Classic rock musicians are notoriously tight-lipped about their creative process, and it can be hard to get a handle on their creative direction.
But that’s what one British singer has been trying to change, and has had success.
Here are some tips for your next project.
Don’t ask for a deal with the bandWhen you’re making music and need to negotiate a deal, ask for something like a record deal, which can often be worth tens of thousands of pounds.
“If you can make a song sound good, and sell records, then the deal is a no brainer,” says Sam Gandy, co-founder of the UK-based label I.R.S.G.
A, which has done cover versions of the band’s classics.
“A good deal can make or break a song.”
If you can negotiate a record contract with the artist, Gandy says, it will give you more control over the song’s sound and the way you record it.
“You’re not being asked to take their ideas or make them look like you.
You’re taking the money and making the songs.”
Find the right sound and use the right equipmentTo make your own music, you need a solid sound, and you’ll need to get the right gear, including a microphone and a guitar amp.
“The biggest problem you have with your music is that it’s not perfect,” says Gandy.
“There’s something wrong with the mic you used to record it, or the amp you used, or that you’re using on the guitar.
It’s not good enough.
You have to find the right one and the right amp.
You can also try using a recording studio, but there are pros and cons.”
You’ll need a good mixing desk and a good microphone, but not all guitar amps are the same.
“In the recording studios, they’ll have different tones to suit different styles of musicians,” says Peter Mavrovsky, head of studio gear at Mavrock Records.
It needs to sound good from top to bottom, so you don’t have to worry about getting a muddy mix that’s not the right mix for the artist.””
Also, it’s very important to have a good mix.
It needs to sound good from top to bottom, so you don’t have to worry about getting a muddy mix that’s not the right mix for the artist.”
Also, if you’re recording on a computer, make sure it has a decent microphone.
There’s nothing wrong with a cheap mic, but a really good one, and a very good one will sound much better.
“You can buy a microphone with a preamp, which gives you the ability to use an external microphone to make your sound, but you’ll also need to use a decent mic for the right instruments.
You’ll also want to get something with good audio quality, like a mic stand and a stand that can hold a normal microphone.
You should also be able to use your guitar amp’s volume to mute it, but that’s a bit tricky, and sometimes you’ll have to turn down the volume manually.

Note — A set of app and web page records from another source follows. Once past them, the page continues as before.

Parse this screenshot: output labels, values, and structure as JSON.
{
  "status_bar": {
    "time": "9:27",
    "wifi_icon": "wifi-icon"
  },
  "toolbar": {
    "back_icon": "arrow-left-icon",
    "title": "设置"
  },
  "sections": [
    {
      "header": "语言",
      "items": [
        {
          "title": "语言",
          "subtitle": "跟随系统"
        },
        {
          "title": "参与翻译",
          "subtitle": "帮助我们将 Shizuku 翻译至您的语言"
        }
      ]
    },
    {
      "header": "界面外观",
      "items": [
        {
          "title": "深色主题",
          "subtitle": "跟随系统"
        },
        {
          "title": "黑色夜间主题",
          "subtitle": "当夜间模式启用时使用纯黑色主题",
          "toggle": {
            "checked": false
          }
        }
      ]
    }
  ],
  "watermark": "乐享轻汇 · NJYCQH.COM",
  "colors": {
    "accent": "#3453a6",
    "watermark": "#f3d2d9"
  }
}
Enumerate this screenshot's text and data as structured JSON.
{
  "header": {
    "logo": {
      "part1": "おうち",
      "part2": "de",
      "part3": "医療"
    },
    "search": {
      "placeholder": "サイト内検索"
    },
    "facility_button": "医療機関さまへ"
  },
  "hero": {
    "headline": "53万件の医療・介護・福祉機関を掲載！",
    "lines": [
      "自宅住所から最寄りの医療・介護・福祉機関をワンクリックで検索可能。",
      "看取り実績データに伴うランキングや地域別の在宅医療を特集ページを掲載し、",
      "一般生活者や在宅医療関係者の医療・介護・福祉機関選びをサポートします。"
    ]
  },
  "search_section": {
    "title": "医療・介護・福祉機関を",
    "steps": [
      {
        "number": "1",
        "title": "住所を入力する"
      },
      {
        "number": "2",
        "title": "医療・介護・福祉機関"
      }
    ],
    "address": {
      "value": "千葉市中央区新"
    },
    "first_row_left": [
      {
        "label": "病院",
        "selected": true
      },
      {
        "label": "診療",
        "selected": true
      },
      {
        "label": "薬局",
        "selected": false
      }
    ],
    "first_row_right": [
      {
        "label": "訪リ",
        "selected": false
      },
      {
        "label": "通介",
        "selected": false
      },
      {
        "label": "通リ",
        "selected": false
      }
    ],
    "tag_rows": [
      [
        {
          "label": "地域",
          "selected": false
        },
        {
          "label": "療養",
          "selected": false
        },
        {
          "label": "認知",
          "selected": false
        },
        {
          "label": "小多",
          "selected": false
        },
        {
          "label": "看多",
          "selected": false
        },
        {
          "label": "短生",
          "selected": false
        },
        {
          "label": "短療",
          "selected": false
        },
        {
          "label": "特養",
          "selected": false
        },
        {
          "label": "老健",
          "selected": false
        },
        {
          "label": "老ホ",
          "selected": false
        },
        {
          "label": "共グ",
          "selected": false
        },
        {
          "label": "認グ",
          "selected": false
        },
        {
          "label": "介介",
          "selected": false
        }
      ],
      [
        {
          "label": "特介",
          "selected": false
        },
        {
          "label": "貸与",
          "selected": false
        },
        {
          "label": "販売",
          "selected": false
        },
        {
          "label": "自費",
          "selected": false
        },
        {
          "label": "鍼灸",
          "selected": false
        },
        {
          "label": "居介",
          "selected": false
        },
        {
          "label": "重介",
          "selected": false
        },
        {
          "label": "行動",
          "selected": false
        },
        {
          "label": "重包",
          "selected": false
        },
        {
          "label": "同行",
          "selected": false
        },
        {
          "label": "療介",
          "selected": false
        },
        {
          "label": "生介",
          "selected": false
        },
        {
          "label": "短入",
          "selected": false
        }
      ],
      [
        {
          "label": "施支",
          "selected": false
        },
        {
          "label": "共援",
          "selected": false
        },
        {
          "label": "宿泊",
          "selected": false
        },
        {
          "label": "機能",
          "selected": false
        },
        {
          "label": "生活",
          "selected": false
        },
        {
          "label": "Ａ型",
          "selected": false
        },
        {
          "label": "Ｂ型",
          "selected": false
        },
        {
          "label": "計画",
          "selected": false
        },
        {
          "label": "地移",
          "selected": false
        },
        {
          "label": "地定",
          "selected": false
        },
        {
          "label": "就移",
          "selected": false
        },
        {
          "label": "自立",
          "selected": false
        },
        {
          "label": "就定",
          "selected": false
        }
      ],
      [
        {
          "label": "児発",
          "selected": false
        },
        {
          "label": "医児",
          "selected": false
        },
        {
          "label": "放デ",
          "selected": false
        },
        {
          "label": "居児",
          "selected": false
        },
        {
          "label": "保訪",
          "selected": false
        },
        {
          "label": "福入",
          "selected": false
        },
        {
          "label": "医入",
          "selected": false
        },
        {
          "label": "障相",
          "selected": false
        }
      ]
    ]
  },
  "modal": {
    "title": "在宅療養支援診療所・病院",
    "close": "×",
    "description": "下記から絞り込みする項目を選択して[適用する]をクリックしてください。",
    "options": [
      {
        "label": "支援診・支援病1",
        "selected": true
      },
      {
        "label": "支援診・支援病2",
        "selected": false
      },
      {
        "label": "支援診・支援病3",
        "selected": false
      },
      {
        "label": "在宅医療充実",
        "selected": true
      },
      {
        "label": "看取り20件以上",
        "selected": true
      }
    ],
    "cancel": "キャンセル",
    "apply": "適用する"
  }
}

“Otherwise, you’re just trying to make it sound like the original.” “
It has to sound like a live guitar,” says Mavrosky.
“Otherwise, you’re just trying to make it sound like the original.”
A good guitar amp should have a decent bass and a decent treble, but be able a solid mid and high-end.
“Some guitars have a very wide, open sound, so a lot of the instruments are great for live, but some are not.”
If your original instrument isn’t good enough, you may want to try making a new one that sounds better, but then the studio may charge you more.
“Maybe a guitar that’s got a nice bass and good treble and a really narrow sound will sound really good in a live setting,” says Jazmine Jardin, the creative director of the British indie band The Wailers.
“But if you want a different kind of sound, a more open sound like someone playing a trumpet, or a really high-fidelity, super-clean sound, then it may not be worth it.”
Gandy advises looking for instruments that sound “really good live,” like the Fender Stratocaster or the Gibson Les Paul Junior.
“They’ll sound amazing, and they’ll be a lot more comfortable and less expensive than something that’s actually not going to sound that good live.”
You should always make sure the instrument is on a level playing surface, says Gorry.
“Even if you don’s say a bass guitar is great for the studio, it won’t sound as good live if it’s on the floor,” he says.
“On stage, the sound can be so distorted and